### Task requirements
Using the data below, find how many lines include the word "starten" and report that figure alone.

(Data about app and page elements)

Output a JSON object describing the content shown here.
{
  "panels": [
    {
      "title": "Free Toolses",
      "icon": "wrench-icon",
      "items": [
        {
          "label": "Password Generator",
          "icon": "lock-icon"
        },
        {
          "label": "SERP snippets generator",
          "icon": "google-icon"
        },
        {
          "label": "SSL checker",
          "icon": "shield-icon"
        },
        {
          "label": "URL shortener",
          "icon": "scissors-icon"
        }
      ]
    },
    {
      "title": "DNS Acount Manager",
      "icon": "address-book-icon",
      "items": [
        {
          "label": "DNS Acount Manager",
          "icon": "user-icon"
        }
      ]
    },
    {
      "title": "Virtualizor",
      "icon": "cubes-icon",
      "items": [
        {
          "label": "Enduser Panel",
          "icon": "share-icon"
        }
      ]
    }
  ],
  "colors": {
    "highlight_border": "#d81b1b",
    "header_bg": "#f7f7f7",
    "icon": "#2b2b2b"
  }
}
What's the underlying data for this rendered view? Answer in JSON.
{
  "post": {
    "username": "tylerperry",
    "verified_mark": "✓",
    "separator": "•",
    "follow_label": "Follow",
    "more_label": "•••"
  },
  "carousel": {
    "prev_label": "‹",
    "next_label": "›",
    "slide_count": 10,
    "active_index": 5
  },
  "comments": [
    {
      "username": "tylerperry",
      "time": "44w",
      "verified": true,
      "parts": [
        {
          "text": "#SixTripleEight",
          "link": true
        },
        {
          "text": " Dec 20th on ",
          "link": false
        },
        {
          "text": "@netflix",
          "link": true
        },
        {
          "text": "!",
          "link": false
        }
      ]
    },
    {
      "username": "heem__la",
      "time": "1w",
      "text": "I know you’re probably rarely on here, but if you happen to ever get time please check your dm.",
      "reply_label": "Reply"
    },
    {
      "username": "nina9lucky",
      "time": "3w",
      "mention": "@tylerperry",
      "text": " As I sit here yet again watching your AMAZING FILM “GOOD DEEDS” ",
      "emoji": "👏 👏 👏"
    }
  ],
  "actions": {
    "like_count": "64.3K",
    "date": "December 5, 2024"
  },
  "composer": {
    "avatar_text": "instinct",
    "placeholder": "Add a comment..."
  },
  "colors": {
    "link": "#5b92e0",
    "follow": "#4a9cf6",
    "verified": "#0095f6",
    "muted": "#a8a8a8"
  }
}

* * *

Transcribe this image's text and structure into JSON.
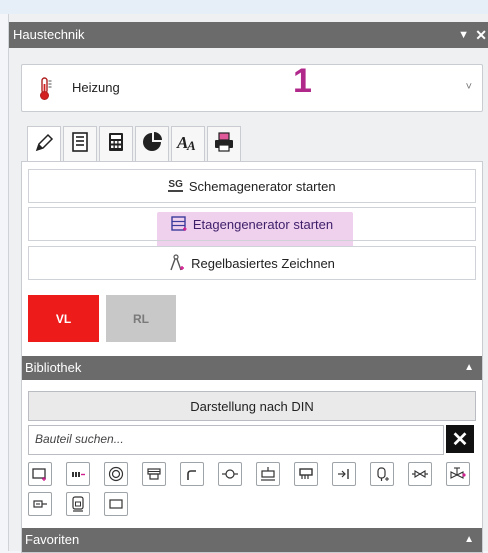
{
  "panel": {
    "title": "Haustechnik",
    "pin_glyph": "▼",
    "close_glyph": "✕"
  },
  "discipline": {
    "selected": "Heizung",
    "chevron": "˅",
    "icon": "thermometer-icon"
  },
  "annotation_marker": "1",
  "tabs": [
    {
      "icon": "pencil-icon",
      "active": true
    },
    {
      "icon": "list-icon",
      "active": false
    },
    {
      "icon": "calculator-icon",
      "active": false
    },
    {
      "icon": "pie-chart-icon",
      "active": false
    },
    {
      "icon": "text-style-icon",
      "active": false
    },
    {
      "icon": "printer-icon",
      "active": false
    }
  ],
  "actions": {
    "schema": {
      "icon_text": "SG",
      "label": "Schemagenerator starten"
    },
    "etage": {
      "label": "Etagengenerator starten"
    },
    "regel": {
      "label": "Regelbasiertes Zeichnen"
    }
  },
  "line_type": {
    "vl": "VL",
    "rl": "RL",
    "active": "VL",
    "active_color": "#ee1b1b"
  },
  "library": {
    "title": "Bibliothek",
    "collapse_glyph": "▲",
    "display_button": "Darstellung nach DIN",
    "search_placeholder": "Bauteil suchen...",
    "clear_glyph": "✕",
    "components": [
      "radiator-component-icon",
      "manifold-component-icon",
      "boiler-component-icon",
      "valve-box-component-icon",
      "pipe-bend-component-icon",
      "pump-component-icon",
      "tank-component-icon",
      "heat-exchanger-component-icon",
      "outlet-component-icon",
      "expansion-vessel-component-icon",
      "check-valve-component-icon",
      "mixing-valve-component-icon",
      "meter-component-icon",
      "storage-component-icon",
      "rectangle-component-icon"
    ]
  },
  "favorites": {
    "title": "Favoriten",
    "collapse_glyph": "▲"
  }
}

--

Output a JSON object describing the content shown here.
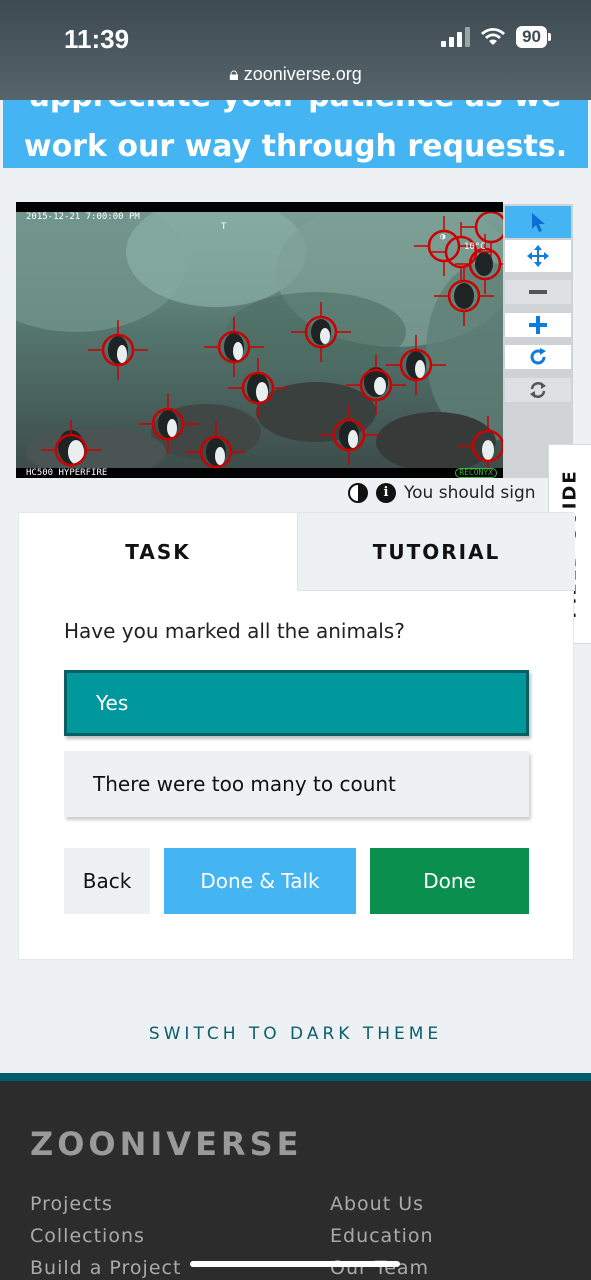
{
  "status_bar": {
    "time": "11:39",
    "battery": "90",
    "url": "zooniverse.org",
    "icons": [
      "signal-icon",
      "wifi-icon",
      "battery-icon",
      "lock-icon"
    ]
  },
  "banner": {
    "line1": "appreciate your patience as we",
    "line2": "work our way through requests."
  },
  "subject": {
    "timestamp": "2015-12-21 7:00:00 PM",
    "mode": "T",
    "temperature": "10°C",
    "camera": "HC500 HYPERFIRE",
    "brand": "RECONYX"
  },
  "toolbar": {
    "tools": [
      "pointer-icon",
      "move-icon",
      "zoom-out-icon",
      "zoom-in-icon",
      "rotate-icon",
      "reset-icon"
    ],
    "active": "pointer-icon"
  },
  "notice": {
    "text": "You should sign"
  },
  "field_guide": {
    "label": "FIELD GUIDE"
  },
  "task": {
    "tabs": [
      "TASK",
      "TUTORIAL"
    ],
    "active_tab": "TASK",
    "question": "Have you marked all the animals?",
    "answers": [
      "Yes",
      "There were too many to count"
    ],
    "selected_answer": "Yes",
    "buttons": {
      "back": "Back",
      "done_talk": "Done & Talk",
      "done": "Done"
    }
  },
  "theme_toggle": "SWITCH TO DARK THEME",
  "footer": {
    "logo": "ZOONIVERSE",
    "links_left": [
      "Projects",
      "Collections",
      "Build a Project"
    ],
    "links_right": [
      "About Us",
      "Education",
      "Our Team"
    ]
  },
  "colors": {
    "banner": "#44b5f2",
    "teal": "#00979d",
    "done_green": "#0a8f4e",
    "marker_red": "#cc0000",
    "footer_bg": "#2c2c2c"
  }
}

### Solved problem
2